The cerebrovascular response to the administration of equipotent doses of fentanyl and sufentanil was evaluated in New Zealand white rabbits following cryogenic brain injury. In a preliminary study consisting of 10 animals, it was documented that the cerebral blood flow response to alterations in the PaCO2 remained intact in this model of brain injury. Subsequently, 28 rabbits were anesthetized with 1.5% halothane in oxygen, paralyzed with pancuronium, and mechanically ventilated. A cryogenic lesion was created over the left hemisphere. One hour later, the intracranial pressure had risen to a mean value of 15 mm Hg. Baseline measurements were then made of monitored variables, which included heart rate, mean arterial pressure, central venous pressure, intracranial pressure, temperature, and arterial blood gases. Global cerebral blood flow was measured utilizing a hydrogen clearance technique. The animals were then randomized to receive an infusion of fentanyl, sufentanil, or an equal volume of normal saline by i.v. infusion over 5 min. At the conclusion of the opioid infusions, repeated measurements of hemodynamic variables and intracranial pressure were recorded for 15 min and a second cerebral blood flow measurement was made. There were no significant differences in mean arterial pressure, heart rate, central venous pressure, intracranial pressure, cerebral blood flow, or blood gas values between the three groups prior to the administration of fentanyl, sufentanil, or normal saline. At the conclusion of the 5 min infusion, the intracranial pressure had increased by approximately 5 mm Hg in all three groups. The mean arterial pressure decreased to a similar degree in the fentanyl and sufentanil groups and was significantly lower than the mean arterial pressure in the saline group. Although the cerebral perfusion pressure decreased in all three groups, cerebral blood flow was not significantly affected.
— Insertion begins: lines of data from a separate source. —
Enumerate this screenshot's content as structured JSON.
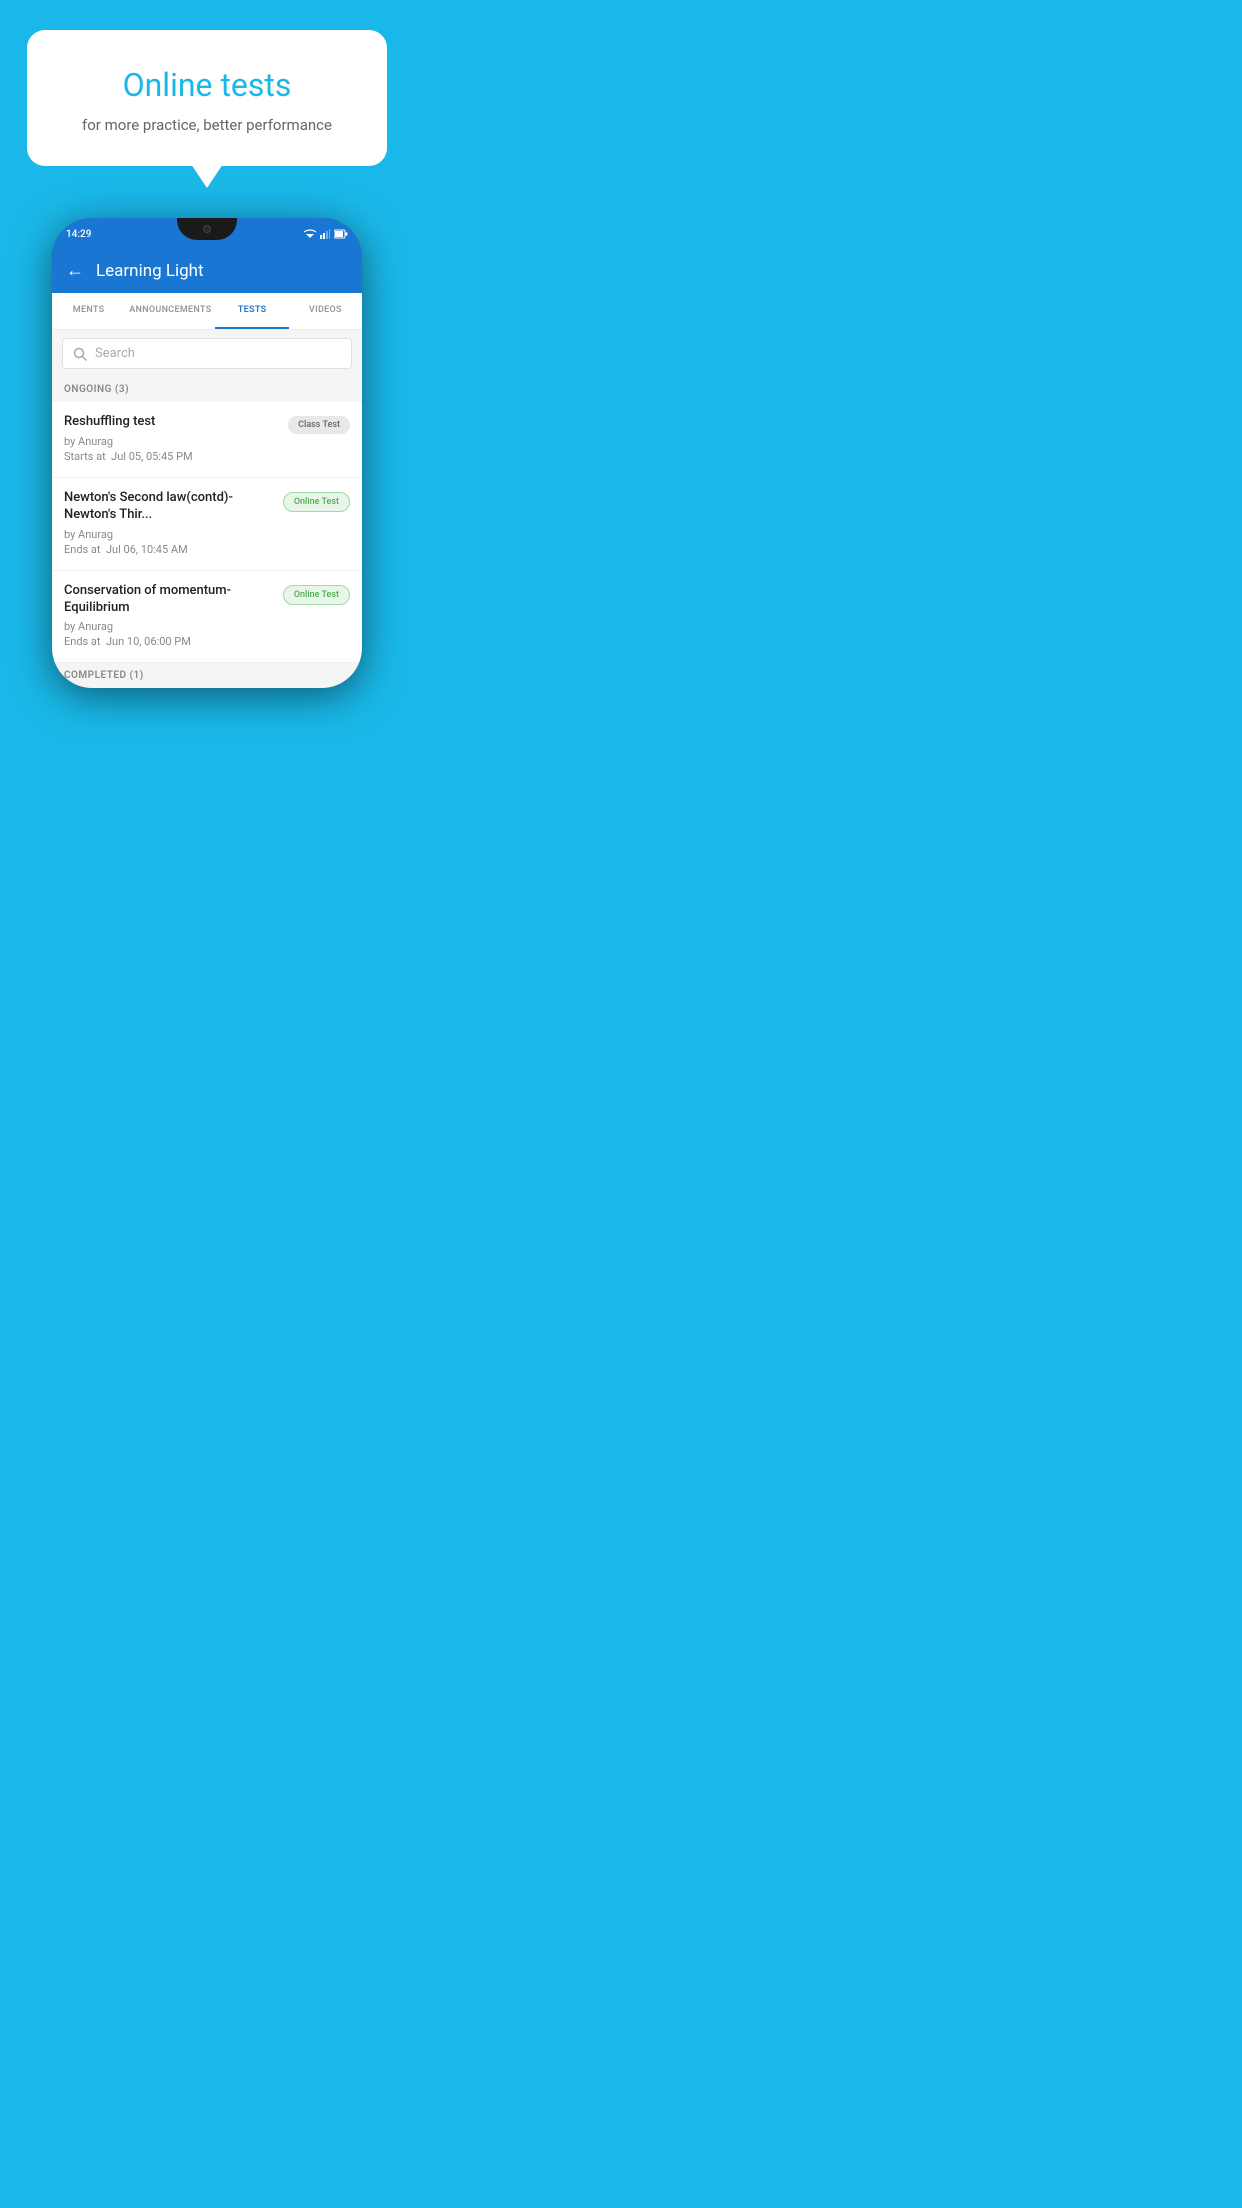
{
  "page": {
    "background_color": "#1ab8e8"
  },
  "bubble": {
    "title": "Online tests",
    "subtitle": "for more practice, better performance"
  },
  "phone": {
    "status_bar": {
      "time": "14:29"
    },
    "header": {
      "title": "Learning Light",
      "back_label": "←"
    },
    "tabs": [
      {
        "label": "MENTS",
        "active": false
      },
      {
        "label": "ANNOUNCEMENTS",
        "active": false
      },
      {
        "label": "TESTS",
        "active": true
      },
      {
        "label": "VIDEOS",
        "active": false
      }
    ],
    "search": {
      "placeholder": "Search"
    },
    "ongoing_section": {
      "label": "ONGOING (3)"
    },
    "tests": [
      {
        "title": "Reshuffling test",
        "by": "by Anurag",
        "date": "Starts at  Jul 05, 05:45 PM",
        "badge": "Class Test",
        "badge_type": "class"
      },
      {
        "title": "Newton's Second law(contd)-Newton's Thir...",
        "by": "by Anurag",
        "date": "Ends at  Jul 06, 10:45 AM",
        "badge": "Online Test",
        "badge_type": "online"
      },
      {
        "title": "Conservation of momentum-Equilibrium",
        "by": "by Anurag",
        "date": "Ends at  Jun 10, 06:00 PM",
        "badge": "Online Test",
        "badge_type": "online"
      }
    ],
    "completed_section": {
      "label": "COMPLETED (1)"
    }
  }
}
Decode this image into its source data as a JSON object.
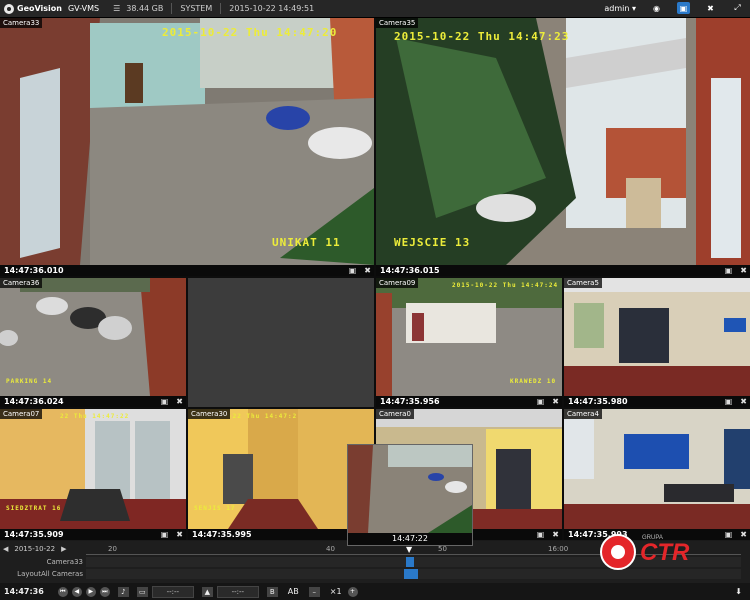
{
  "app": {
    "brand": "GeoVision",
    "name": "GV-VMS"
  },
  "topbar": {
    "disk": "38.44 GB",
    "system": "SYSTEM",
    "datetime": "2015-10-22 14:49:51",
    "user": "admin"
  },
  "cameras": [
    {
      "label": "Camera33",
      "timestamp": "14:47:36.010",
      "osd_top": "2015-10-22 Thu 14:47:20",
      "osd_bottom": "UNIKAT 11"
    },
    {
      "label": "Camera35",
      "timestamp": "14:47:36.015",
      "osd_top": "2015-10-22 Thu 14:47:23",
      "osd_bottom": "WEJSCIE 13"
    },
    {
      "label": "Camera36",
      "timestamp": "14:47:36.024",
      "osd_bottom": "PARKING 14"
    },
    {
      "label": "Camera09",
      "timestamp": "14:47:35.956",
      "osd_top": "2015-10-22 Thu 14:47:24",
      "osd_bottom": "KRAWEDZ 10"
    },
    {
      "label": "Camera5",
      "timestamp": "14:47:35.980"
    },
    {
      "label": "Camera07",
      "timestamp": "14:47:35.909",
      "osd_top": "22 Thu 14:47:22",
      "osd_bottom": "SIEDZTRAT 16"
    },
    {
      "label": "Camera30",
      "timestamp": "14:47:35.995",
      "osd_top": "-22 Thu 14:47:2",
      "osd_bottom": "SENJIS 17"
    },
    {
      "label": "Camera0",
      "timestamp": "14:47:22"
    },
    {
      "label": "Camera4",
      "timestamp": "14:47:35.993"
    }
  ],
  "timeline": {
    "date": "2015-10-22",
    "ticks": [
      "20",
      "40",
      "50",
      "16:00"
    ],
    "tracks": [
      "Camera33",
      "LayoutAll Cameras"
    ]
  },
  "controls": {
    "time": "14:47:36",
    "start_field": "--:--",
    "end_field": "--:--",
    "speed": "×1",
    "aspect": "AB"
  },
  "watermark": {
    "text": "CTR",
    "small": "GRUPA"
  },
  "colors": {
    "osd": "#ecec3a",
    "accent": "#2a79c9",
    "ctr_red": "#e4262a"
  }
}
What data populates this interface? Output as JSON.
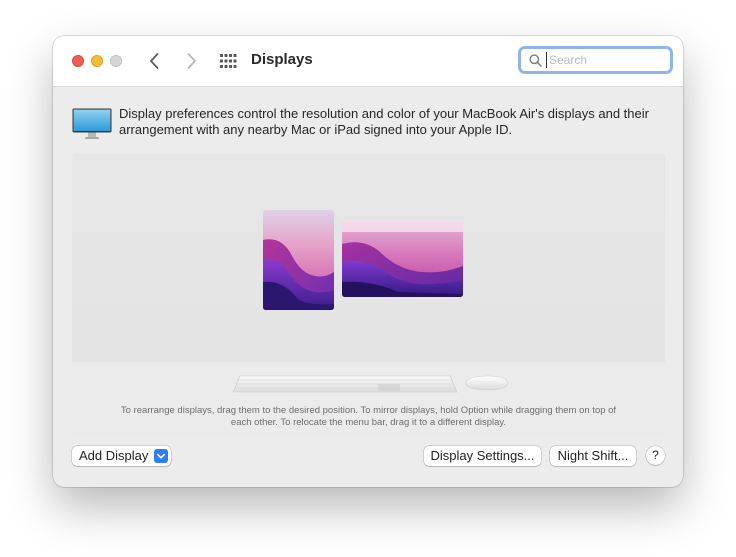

These results suggest that there is no significant difference in the effects of fentanyl vs. sufentanil on mean arterial pressure, intracranial pressure, or cerebral blood flow in this model of acute brain injury and elevated intracranial pressure.
ASJC Scopus subject areas
- Clinical Neurology
- Anesthesiology and Pain Medicine